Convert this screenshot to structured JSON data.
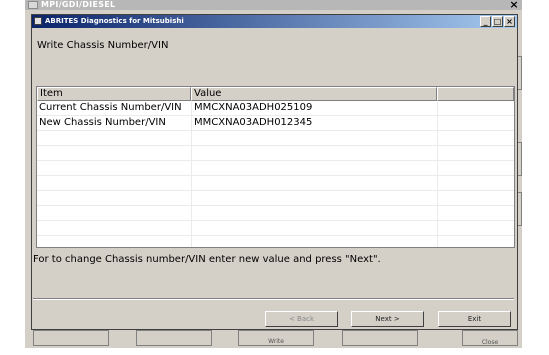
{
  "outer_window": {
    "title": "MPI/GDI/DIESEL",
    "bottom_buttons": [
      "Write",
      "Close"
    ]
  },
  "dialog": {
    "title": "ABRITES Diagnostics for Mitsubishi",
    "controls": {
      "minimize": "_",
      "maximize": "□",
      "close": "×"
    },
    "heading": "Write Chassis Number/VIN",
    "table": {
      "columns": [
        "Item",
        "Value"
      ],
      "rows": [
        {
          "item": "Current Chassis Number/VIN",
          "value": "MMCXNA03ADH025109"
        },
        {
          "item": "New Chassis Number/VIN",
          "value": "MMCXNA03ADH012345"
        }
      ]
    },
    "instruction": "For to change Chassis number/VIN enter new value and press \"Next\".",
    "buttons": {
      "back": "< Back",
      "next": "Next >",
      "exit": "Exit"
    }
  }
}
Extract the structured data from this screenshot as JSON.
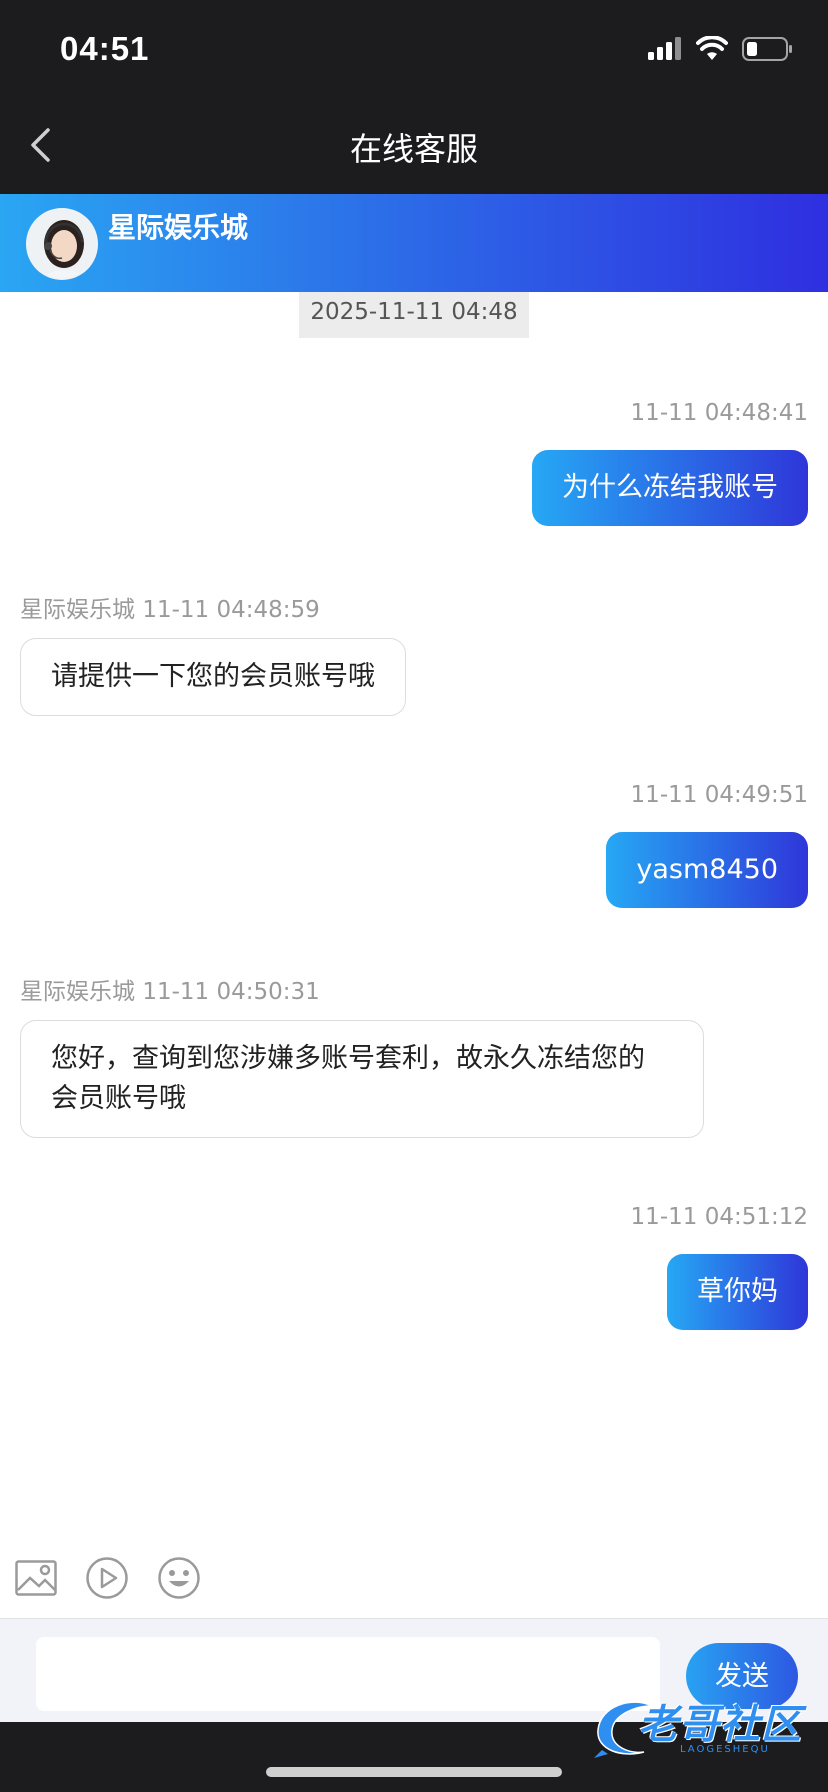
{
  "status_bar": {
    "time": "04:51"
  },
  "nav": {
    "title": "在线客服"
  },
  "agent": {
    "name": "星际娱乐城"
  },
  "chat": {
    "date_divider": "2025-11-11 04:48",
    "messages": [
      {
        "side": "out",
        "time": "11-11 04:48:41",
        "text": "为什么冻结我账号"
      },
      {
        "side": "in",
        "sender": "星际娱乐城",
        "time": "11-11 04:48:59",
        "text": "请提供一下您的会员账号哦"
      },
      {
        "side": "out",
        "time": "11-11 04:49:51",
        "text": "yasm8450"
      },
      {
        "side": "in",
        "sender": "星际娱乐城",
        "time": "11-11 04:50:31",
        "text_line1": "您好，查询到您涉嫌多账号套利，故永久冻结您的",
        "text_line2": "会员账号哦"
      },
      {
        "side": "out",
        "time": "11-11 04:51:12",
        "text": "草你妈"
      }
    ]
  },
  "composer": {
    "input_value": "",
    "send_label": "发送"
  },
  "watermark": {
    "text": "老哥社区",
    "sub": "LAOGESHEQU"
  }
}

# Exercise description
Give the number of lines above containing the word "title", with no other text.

# Solution to this problem
3